Anyone who has ever broken a bone knows that while receiving the injury itself is quite unpleasant, being laid up for several weeks to even a few months afterwards is also no picnic. Help may be on the way, however. The U.S. Department of Defense is funding a study, to develop fast bone-healing treatments that could be used on soldiers, along with civilians and even animals. Already, scientists have gotten promising results in laboratory tests, using something they call “fracture putty.”
A sea creature called the sandcastle worm could hold the secret to repairing broken bones in humans. The screws and pins favored by many surgeons today have achieved much success over the years, but they are not suitable for repairing all kinds of fractures. For more precise reconstruction of compound fractures and shattered bones, bioengineers have looked beyond metal hardware

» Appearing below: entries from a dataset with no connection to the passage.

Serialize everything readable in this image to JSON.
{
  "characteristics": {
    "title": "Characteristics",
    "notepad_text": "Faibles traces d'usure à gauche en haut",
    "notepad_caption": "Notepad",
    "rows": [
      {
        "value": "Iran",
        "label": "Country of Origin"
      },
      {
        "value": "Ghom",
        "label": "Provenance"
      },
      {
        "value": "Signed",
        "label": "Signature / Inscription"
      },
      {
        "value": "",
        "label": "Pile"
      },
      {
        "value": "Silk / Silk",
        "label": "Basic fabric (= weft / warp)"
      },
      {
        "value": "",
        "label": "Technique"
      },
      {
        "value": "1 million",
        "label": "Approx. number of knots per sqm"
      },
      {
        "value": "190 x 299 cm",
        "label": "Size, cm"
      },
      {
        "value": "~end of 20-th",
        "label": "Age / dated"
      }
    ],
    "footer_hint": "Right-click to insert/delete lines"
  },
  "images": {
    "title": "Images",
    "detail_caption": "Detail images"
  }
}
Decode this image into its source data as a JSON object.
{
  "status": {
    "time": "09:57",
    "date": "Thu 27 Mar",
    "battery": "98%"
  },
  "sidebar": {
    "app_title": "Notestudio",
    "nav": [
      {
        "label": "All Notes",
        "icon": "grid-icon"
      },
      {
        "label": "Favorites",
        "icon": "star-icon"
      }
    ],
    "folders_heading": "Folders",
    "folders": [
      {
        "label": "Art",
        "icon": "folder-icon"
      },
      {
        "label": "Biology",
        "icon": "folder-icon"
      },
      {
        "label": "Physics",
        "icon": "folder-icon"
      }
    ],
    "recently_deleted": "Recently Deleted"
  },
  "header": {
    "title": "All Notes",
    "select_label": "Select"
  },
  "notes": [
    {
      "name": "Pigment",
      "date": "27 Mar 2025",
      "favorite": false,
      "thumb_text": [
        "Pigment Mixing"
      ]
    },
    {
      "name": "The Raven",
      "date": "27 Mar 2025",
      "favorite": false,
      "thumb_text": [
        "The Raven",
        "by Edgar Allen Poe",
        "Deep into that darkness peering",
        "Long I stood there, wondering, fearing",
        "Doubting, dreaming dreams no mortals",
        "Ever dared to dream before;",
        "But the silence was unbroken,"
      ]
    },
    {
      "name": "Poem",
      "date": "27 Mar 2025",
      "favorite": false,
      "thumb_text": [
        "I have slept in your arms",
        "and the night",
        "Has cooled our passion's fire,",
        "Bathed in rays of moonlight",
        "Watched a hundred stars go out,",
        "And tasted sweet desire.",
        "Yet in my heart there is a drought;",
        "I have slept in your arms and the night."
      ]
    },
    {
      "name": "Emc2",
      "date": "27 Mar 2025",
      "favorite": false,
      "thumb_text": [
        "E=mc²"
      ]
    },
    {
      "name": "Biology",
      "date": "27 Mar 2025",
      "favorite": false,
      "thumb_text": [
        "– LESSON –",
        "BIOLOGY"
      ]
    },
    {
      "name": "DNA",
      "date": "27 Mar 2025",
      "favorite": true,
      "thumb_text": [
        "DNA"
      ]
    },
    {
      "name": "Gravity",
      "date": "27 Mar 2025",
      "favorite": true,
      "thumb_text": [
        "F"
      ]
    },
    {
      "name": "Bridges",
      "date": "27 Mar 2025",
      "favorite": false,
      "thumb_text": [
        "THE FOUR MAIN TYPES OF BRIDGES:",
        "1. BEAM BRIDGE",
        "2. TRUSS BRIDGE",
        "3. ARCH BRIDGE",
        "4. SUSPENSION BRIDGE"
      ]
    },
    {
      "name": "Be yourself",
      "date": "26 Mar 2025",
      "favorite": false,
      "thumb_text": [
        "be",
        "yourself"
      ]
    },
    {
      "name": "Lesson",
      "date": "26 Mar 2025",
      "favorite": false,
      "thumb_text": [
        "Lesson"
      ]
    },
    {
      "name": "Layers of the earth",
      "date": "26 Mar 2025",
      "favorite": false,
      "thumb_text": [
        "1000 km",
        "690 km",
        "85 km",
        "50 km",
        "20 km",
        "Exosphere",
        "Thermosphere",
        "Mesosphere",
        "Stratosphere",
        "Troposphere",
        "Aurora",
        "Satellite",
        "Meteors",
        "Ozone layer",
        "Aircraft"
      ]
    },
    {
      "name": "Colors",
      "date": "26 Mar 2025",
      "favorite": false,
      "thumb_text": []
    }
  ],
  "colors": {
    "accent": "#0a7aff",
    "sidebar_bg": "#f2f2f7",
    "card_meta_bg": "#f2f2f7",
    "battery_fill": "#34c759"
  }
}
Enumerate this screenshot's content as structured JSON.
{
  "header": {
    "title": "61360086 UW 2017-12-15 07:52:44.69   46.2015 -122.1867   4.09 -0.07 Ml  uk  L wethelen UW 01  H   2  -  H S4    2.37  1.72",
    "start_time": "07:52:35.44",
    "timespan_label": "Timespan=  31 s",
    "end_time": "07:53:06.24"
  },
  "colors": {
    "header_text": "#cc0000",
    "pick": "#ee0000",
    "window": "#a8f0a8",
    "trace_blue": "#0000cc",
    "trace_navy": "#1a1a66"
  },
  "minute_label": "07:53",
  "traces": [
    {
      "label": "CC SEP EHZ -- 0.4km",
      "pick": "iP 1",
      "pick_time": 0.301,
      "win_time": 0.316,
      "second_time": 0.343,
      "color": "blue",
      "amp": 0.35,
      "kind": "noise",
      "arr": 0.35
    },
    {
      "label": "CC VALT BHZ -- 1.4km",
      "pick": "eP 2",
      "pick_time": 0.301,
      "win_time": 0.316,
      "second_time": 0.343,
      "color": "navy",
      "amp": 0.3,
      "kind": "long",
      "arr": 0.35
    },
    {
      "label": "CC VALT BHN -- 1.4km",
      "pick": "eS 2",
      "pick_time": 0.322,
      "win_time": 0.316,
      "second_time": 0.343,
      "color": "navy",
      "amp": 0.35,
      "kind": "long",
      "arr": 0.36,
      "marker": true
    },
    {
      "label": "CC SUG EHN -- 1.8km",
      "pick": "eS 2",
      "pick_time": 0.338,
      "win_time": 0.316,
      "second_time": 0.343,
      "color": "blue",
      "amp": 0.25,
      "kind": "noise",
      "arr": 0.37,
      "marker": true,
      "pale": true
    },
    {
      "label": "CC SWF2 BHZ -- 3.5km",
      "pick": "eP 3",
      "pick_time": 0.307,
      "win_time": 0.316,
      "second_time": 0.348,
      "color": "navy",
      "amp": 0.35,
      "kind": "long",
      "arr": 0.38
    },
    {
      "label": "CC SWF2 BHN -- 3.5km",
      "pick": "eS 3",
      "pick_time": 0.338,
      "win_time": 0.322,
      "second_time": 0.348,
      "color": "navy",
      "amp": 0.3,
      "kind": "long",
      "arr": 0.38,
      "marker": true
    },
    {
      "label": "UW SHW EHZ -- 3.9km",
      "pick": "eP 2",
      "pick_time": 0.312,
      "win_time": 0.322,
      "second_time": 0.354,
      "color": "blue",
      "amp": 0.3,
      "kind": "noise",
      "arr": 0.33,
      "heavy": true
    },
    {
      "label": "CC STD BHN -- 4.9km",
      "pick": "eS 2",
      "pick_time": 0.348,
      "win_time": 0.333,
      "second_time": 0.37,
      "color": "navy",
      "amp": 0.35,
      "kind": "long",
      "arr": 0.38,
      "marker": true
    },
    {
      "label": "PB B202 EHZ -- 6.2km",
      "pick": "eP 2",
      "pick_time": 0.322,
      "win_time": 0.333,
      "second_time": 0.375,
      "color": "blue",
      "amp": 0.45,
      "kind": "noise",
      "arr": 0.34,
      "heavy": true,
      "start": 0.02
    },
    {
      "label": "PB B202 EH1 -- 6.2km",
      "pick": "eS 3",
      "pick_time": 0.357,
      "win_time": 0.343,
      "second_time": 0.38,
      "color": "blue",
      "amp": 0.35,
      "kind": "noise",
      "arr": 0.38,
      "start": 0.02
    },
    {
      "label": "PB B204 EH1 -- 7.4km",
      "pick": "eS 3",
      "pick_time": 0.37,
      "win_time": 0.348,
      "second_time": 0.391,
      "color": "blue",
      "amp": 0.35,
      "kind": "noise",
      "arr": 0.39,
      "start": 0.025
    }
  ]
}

and have now duplicated a natural glue secreted by the tiny sandcastle worm. The research team hopes it will provide a better solution to fixing small bones broken in battlefield injuries, car crashes and other accidents.